- What you are asked to do: In your copy of the records, include every word exactly and no pictures.

· · ·

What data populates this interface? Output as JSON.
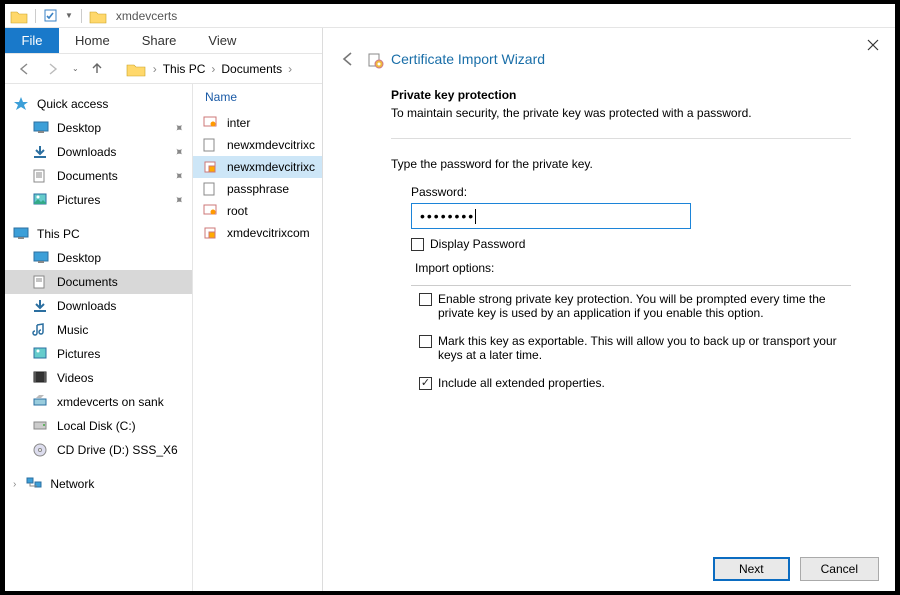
{
  "window": {
    "title": "xmdevcerts"
  },
  "ribbon": {
    "file": "File",
    "home": "Home",
    "share": "Share",
    "view": "View"
  },
  "breadcrumb": {
    "segments": [
      "This PC",
      "Documents"
    ]
  },
  "navpane": {
    "quick_access": {
      "label": "Quick access",
      "items": [
        {
          "label": "Desktop",
          "pinned": true
        },
        {
          "label": "Downloads",
          "pinned": true
        },
        {
          "label": "Documents",
          "pinned": true
        },
        {
          "label": "Pictures",
          "pinned": true
        }
      ]
    },
    "this_pc": {
      "label": "This PC",
      "items": [
        {
          "label": "Desktop"
        },
        {
          "label": "Documents",
          "selected": true
        },
        {
          "label": "Downloads"
        },
        {
          "label": "Music"
        },
        {
          "label": "Pictures"
        },
        {
          "label": "Videos"
        },
        {
          "label": "xmdevcerts on sank"
        },
        {
          "label": "Local Disk (C:)"
        },
        {
          "label": "CD Drive (D:) SSS_X6"
        }
      ]
    },
    "network": {
      "label": "Network"
    }
  },
  "filelist": {
    "column_header": "Name",
    "items": [
      {
        "name": "inter",
        "icon": "cert",
        "selected": false
      },
      {
        "name": "newxmdevcitrixc",
        "icon": "txt",
        "selected": false
      },
      {
        "name": "newxmdevcitrixc",
        "icon": "pfx",
        "selected": true
      },
      {
        "name": "passphrase",
        "icon": "txt",
        "selected": false
      },
      {
        "name": "root",
        "icon": "cert",
        "selected": false
      },
      {
        "name": "xmdevcitrixcom",
        "icon": "pfx",
        "selected": false
      }
    ]
  },
  "wizard": {
    "title": "Certificate Import Wizard",
    "section_title": "Private key protection",
    "section_sub": "To maintain security, the private key was protected with a password.",
    "prompt": "Type the password for the private key.",
    "password_label": "Password:",
    "password_value": "••••••••",
    "display_password_label": "Display Password",
    "import_options_label": "Import options:",
    "opt_strong": "Enable strong private key protection. You will be prompted every time the private key is used by an application if you enable this option.",
    "opt_exportable": "Mark this key as exportable. This will allow you to back up or transport your keys at a later time.",
    "opt_extended": "Include all extended properties.",
    "buttons": {
      "next": "Next",
      "cancel": "Cancel"
    }
  }
}
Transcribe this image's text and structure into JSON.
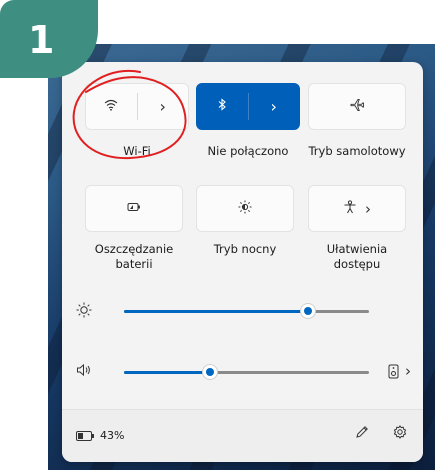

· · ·

- Reply:
What data populates this interface? Output as JSON.
{
  "window": {
    "title": "xmdevcerts"
  },
  "ribbon": {
    "file": "File",
    "home": "Home",
    "share": "Share",
    "view": "View"
  },
  "breadcrumb": {
    "segments": [
      "This PC",
      "Documents"
    ]
  },
  "navpane": {
    "quick_access": {
      "label": "Quick access",
      "items": [
        {
          "label": "Desktop",
          "pinned": true
        },
        {
          "label": "Downloads",
          "pinned": true
        },
        {
          "label": "Documents",
          "pinned": true
        },
        {
          "label": "Pictures",
          "pinned": true
        }
      ]
    },
    "this_pc": {
      "label": "This PC",
      "items": [
        {
          "label": "Desktop"
        },
        {
          "label": "Documents",
          "selected": true
        },
        {
          "label": "Downloads"
        },
        {
          "label": "Music"
        },
        {
          "label": "Pictures"
        },
        {
          "label": "Videos"
        },
        {
          "label": "xmdevcerts on sank"
        },
        {
          "label": "Local Disk (C:)"
        },
        {
          "label": "CD Drive (D:) SSS_X6"
        }
      ]
    },
    "network": {
      "label": "Network"
    }
  },
  "filelist": {
    "column_header": "Name",
    "items": [
      {
        "name": "inter",
        "icon": "cert",
        "selected": false
      },
      {
        "name": "newxmdevcitrixc",
        "icon": "txt",
        "selected": false
      },
      {
        "name": "newxmdevcitrixc",
        "icon": "pfx",
        "selected": true
      },
      {
        "name": "passphrase",
        "icon": "txt",
        "selected": false
      },
      {
        "name": "root",
        "icon": "cert",
        "selected": false
      },
      {
        "name": "xmdevcitrixcom",
        "icon": "pfx",
        "selected": false
      }
    ]
  },
  "wizard": {
    "title": "Certificate Import Wizard",
    "section_title": "Private key protection",
    "section_sub": "To maintain security, the private key was protected with a password.",
    "prompt": "Type the password for the private key.",
    "password_label": "Password:",
    "password_value": "••••••••",
    "display_password_label": "Display Password",
    "import_options_label": "Import options:",
    "opt_strong": "Enable strong private key protection. You will be prompted every time the private key is used by an application if you enable this option.",
    "opt_exportable": "Mark this key as exportable. This will allow you to back up or transport your keys at a later time.",
    "opt_extended": "Include all extended properties.",
    "buttons": {
      "next": "Next",
      "cancel": "Cancel"
    }
  }
}
Transcribe this image's text and structure into JSON.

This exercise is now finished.